You will need to experiment with the amount of black clay in the little ball that forms the bezel around the flat-backed crystal. You want enough that it bulges up around the sides and holds the crystal in place, but not so much that it overwhelms the crystal. I make all the balls at the same time so the sizes will be the same for all crystals of a particular size. It's frustrating when you get the perfect crystal setting and don't know how big a ball you used to get it! Flatten the ball slightly before you set it in place.

Place the flat-back crystal (I use Swarovski's - they are really beautiful!) on the flattened ball. Use the flattened back end of a paint brush or rubber-tipped clay tool to gently, evenly push the crystal down till the sides come up and encase the crystal. If you want you can use a rubber-tipped clay tool to gently push the edges in so they hold the crystal firmly. If you are worried that it won't hold, gently pry the crystal off and glue down with a tiny bit of cyanoacrylate glue.

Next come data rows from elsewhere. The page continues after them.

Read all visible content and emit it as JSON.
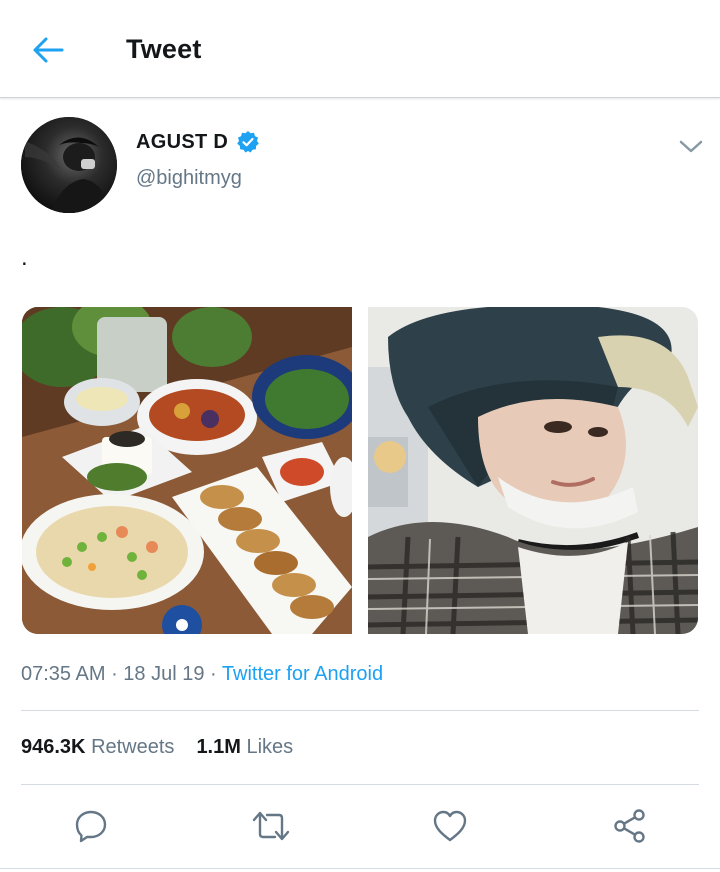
{
  "app_bar": {
    "title": "Tweet"
  },
  "author": {
    "display_name": "AGUST D",
    "handle": "@bighitmyg",
    "verified": true
  },
  "tweet": {
    "text": "."
  },
  "media": [
    {
      "icon": "food-photo"
    },
    {
      "icon": "selfie-photo"
    }
  ],
  "meta": {
    "time": "07:35 AM",
    "separator": " · ",
    "date": "18 Jul 19",
    "source": "Twitter for Android"
  },
  "stats": {
    "retweets": {
      "count": "946.3K",
      "label": "Retweets"
    },
    "likes": {
      "count": "1.1M",
      "label": "Likes"
    }
  },
  "actions": [
    "reply-icon",
    "retweet-icon",
    "like-icon",
    "share-icon"
  ],
  "colors": {
    "accent": "#1da1f2",
    "secondary_text": "#657786",
    "primary_text": "#14171a",
    "divider": "#d5dbe0"
  }
}
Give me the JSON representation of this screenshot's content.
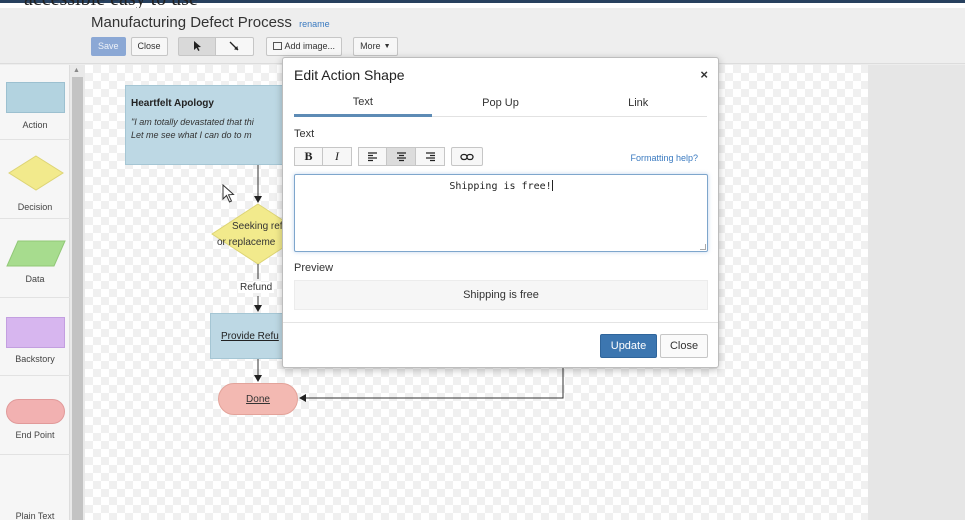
{
  "slide": {
    "partial_text": "accessible easy to use"
  },
  "header": {
    "title": "Manufacturing Defect Process",
    "rename": "rename"
  },
  "toolbar": {
    "save": "Save",
    "close": "Close",
    "add_image": "Add image...",
    "more": "More"
  },
  "palette": {
    "items": [
      {
        "label": "Action",
        "color": "#b3d3e0"
      },
      {
        "label": "Decision",
        "color": "#f2ea8c"
      },
      {
        "label": "Data",
        "color": "#a7dc8e"
      },
      {
        "label": "Backstory",
        "color": "#d7b6ef"
      },
      {
        "label": "End Point",
        "color": "#f2b1b1"
      },
      {
        "label": "Plain Text"
      }
    ]
  },
  "canvas": {
    "apology": {
      "title": "Heartfelt Apology",
      "line1": "\"I am totally devastated that thi",
      "line2": "Let me see what I can do to m"
    },
    "decision_line1": "Seeking refu",
    "decision_line2": "or replaceme",
    "edge_refund": "Refund",
    "provide_refund": "Provide Refu",
    "done": "Done"
  },
  "modal": {
    "title": "Edit Action Shape",
    "tabs": [
      "Text",
      "Pop Up",
      "Link"
    ],
    "active_tab": "Text",
    "text_label": "Text",
    "formatting_help": "Formatting help?",
    "text_value": "Shipping is free!",
    "preview_label": "Preview",
    "preview_value": "Shipping is free",
    "update": "Update",
    "close": "Close"
  },
  "colors": {
    "accent": "#3c76b0",
    "tab_underline": "#5d8bb5",
    "link": "#3a7ac0"
  }
}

Here is the bracelet ready for the oven. I place it on a double layer of polyester batting and cover with foil. Bake about 1 hour.

Here it is after sanding to 1000, antiquing with oil paint (half black, half burnt umber) and buffing on the Foredom.

Both sides of the new one. You can see the difference in the faux fossilized bone in the two bracelets. The one with the charcoal attachment has a finer, more even bone striation, whereas the one with the bronzey metal attachment has a more irregular striation with much more translucent, yielding more dark areas peeking through. 


  1. Replies
    1. Thank you, sweetheart! I really appreciate your comment.

    2. Sorry for not commenting sooner. These bracelets are just too cool. The decorations are great. Can't wait to try this. You are too fast for me. I have a stack of your things I want to try, but life gets in the way. Not complaining, mind you, it's just a fact. I went to the library twice to pick up some tax forms. Both times I took a bag of books to donate to the resale shop. Got to browsing and found a couple of books to buy. BUT FORGOT THE TAX FORMS! Both times. My memory is being taxed.
      Thanks so much for sharing these tutorials.

    3. Hey Jay, yes, these are kind of my favorites. I look forward to hearing from you where you go with this technique. That's funny about your tax forms - not laughing at you but with you. These days of information overload, so much of what I do is relegated to habit rather than carefully thought out - I spent two hours searching for my purse before my mind reminded me that I had not brought it with me as the handle was broken! LOL!

  2. Only just found your blog - thanks to good old pinterest. Thank you for sharing your detailed step by step very interesting. Bangles look great!

    1. Hi Cara Jane,
      I'm glad you found this blog and also that you found it interesting. if you have any questions, feel free to ask.
      All the best, Vickie

  3. These are truly amazing! I hope you continue to provide us with more like this!